A recent poll conducted by Midan Marketing showed that 88 percent of consumers know about the use of antibiotics in production of poultry and livestock, while 55 percent of those polled say they are concerned about animal antibiotic use. But after digging deeper, Midan Marketing revealed that consumers may not know as much about animal antibiotic use as they may think, which poses additional challenges for the poultry and livestock industries.

Danette Amstein, Midan Marketing principal, shared the survey findings and other experiences concerning consumers and their perceptions about animal antibiotic use on January 29 at the International Production & Processing Expo (IPPE) in Atlanta.

The problem with the recent surge in consumer awareness of animal antibiotic use is that it is mostly the negative aspects that are being shared. And as a result, many consumers do not know about the positives in using antibiotics to keep animals healthy.

Among those polled, 19 percent of those polled know that antibiotics are used in animal production to prevent disease, 24 percent knew that antibiotics help keep animals healthy and 18 percent knew that antibiotics can cure illness. And while they knew these truths, Amstein said 13 percent falsely believed antibiotic use increases animal size.
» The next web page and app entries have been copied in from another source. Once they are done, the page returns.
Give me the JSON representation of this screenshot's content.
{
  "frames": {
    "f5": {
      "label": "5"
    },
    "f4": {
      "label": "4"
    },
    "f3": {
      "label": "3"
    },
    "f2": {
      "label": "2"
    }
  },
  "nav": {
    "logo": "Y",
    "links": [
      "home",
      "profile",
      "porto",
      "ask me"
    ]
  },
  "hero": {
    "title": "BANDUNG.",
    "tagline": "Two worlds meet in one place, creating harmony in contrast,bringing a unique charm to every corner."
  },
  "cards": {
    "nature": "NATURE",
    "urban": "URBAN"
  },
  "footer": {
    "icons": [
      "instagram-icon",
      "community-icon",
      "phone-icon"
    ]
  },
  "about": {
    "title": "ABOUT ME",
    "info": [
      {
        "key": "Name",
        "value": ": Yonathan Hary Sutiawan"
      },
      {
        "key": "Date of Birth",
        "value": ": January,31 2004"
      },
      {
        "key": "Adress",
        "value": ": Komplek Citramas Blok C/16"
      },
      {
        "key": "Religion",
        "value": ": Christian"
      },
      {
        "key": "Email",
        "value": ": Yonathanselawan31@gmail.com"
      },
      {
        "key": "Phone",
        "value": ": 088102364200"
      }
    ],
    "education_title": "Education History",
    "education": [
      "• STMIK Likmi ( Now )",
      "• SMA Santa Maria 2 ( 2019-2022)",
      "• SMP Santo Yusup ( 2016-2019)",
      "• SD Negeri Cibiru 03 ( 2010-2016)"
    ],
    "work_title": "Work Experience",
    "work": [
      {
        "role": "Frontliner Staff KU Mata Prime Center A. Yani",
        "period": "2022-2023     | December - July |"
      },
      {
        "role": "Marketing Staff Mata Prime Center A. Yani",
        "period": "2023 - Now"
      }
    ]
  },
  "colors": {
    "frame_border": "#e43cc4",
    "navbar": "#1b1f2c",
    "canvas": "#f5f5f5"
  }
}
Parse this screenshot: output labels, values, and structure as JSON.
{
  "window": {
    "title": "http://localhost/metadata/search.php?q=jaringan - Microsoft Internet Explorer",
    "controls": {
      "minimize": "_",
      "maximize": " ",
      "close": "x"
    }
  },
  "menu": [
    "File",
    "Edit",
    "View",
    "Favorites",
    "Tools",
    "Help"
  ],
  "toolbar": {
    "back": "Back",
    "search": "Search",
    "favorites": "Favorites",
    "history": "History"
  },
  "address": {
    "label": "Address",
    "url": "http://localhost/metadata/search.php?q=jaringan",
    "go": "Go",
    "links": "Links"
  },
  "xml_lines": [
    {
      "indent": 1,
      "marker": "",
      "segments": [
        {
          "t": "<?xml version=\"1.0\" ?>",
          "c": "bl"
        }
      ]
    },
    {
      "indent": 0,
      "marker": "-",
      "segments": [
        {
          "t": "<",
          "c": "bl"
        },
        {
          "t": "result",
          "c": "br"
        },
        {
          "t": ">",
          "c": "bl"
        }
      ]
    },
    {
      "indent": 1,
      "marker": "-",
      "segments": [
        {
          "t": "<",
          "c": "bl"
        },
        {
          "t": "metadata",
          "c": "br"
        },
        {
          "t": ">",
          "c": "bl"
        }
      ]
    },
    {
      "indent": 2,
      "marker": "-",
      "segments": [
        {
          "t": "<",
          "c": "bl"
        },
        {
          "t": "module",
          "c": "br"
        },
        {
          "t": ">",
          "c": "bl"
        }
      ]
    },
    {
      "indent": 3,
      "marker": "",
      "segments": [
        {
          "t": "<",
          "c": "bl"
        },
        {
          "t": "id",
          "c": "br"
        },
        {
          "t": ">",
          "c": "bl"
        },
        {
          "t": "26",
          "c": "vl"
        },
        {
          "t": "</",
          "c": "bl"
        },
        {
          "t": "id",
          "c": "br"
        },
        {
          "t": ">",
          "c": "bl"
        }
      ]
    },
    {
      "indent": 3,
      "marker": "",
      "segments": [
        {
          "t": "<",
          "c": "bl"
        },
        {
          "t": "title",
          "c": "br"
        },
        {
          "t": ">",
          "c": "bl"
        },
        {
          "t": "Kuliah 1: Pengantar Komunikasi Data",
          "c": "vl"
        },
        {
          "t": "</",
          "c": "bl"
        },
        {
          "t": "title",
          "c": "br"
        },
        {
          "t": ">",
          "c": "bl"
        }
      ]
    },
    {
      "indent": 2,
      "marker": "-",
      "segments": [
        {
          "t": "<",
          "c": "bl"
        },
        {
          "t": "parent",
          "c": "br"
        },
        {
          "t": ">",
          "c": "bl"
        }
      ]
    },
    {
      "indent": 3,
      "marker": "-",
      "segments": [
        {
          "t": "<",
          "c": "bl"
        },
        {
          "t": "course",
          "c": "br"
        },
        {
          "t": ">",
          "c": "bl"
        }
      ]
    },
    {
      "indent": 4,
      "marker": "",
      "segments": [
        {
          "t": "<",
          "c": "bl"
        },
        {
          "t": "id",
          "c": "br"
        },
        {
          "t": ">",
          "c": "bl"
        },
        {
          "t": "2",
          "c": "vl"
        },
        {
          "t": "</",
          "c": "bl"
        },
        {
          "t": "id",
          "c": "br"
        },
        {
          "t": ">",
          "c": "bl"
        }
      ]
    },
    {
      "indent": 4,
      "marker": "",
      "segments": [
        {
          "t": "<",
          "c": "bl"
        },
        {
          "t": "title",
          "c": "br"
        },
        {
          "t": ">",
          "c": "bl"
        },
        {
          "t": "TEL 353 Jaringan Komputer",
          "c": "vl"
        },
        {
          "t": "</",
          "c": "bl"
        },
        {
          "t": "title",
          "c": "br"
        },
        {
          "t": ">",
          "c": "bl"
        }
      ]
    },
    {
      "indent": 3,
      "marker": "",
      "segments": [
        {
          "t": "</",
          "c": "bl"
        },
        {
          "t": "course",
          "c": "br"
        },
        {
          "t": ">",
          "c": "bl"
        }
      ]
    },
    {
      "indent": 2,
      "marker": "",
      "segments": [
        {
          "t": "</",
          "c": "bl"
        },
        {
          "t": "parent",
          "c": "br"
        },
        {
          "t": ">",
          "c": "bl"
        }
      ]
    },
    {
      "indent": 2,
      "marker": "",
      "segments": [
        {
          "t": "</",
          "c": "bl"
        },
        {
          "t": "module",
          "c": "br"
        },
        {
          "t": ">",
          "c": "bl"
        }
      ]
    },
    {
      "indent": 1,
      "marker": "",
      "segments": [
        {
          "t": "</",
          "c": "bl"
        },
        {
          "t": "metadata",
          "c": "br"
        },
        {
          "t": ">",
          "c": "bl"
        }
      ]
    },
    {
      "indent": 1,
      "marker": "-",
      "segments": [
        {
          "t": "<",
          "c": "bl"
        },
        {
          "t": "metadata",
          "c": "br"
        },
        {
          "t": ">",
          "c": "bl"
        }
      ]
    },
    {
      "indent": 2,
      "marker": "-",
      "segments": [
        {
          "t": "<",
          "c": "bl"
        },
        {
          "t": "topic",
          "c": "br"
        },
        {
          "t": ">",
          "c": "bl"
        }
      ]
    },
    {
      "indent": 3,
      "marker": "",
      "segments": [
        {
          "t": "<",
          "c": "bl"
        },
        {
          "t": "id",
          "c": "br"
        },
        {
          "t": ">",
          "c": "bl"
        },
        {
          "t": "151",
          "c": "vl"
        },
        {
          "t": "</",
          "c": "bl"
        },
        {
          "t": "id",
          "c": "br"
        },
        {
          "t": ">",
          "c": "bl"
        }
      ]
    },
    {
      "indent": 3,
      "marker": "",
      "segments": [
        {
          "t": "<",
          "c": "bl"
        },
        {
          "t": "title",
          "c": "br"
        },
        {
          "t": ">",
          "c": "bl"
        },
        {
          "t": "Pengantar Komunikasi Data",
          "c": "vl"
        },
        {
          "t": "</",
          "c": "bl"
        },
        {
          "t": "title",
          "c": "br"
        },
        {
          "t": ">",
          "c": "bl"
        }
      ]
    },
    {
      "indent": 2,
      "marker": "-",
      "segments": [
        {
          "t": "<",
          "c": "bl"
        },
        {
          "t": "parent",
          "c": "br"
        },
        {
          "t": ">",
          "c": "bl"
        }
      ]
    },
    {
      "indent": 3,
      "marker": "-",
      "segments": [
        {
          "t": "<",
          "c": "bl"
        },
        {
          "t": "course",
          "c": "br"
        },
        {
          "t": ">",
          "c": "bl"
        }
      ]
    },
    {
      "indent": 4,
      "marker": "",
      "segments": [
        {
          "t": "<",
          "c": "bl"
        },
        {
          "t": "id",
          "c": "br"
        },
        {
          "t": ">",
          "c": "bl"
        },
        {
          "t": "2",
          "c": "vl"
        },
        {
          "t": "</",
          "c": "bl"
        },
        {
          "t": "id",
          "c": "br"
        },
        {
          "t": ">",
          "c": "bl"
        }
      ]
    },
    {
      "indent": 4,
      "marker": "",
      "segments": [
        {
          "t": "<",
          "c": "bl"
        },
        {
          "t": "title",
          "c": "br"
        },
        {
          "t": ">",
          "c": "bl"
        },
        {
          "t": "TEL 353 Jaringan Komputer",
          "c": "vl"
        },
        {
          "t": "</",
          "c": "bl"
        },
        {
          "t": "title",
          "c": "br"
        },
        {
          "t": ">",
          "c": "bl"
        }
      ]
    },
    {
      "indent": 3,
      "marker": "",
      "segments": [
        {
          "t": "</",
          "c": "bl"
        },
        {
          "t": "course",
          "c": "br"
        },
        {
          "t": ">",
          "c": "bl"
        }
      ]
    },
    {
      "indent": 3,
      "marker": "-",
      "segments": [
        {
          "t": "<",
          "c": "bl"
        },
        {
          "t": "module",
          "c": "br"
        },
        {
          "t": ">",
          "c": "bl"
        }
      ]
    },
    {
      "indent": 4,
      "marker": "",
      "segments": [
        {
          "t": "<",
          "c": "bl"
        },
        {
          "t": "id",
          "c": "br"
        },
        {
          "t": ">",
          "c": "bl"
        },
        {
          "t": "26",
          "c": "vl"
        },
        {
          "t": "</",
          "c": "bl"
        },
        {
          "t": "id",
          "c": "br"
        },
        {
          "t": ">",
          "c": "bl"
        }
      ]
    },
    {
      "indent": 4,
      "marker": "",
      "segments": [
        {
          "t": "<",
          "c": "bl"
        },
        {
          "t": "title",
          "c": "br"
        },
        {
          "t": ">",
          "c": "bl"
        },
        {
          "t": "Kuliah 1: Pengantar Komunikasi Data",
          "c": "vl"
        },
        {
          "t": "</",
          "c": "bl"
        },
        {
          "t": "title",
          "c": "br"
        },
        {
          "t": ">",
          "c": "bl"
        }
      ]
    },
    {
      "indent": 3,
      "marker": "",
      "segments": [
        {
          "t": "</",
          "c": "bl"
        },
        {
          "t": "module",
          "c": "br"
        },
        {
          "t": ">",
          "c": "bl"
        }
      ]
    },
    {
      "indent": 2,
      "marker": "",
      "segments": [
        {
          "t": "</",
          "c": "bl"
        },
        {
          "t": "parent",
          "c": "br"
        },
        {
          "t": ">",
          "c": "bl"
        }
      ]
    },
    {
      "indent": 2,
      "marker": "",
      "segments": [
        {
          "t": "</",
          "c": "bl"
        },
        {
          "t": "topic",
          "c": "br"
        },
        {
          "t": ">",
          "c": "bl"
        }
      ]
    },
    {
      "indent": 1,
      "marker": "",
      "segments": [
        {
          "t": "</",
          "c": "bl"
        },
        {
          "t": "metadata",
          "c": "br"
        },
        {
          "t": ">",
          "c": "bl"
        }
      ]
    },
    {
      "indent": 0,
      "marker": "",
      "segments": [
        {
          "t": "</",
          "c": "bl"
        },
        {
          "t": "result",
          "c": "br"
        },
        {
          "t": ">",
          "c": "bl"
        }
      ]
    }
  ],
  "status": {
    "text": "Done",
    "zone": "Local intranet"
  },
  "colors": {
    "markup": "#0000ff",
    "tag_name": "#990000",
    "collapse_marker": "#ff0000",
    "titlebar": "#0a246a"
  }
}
Additionally, only 14 percent of people surveyed believed that there are no residues of antibiotics in the meat and poultry products once they reach the grocery store.


But once people polled were educated about the truths of animal antibiotic use, they gained a greater understanding that animal antibiotic use helps keep animals healthy, and that most producers and veterinarians only use antibiotics judiciously. But there will still be plenty of people who are worried that the use of antibiotics in poultry and livestock can create a human resistance to antibiotics, Amstein said, despite the fact that overuse of antibiotics in human health can be an even bigger contributor to developing resistance.

Along with increased awareness and concerns about animal antibiotic use comes curiosity, and Amstein told those in attendance that the poultry and livestock industries need to make the most of that curiosity.

"They have the right to ask those questions, and you have the privilege of answering those. Think about it as a privilege because we can create a dialogue with consumers, and when we create that dialogue and we educate, we put them in a position to understand and make things a whole lot less scary," said Amstein.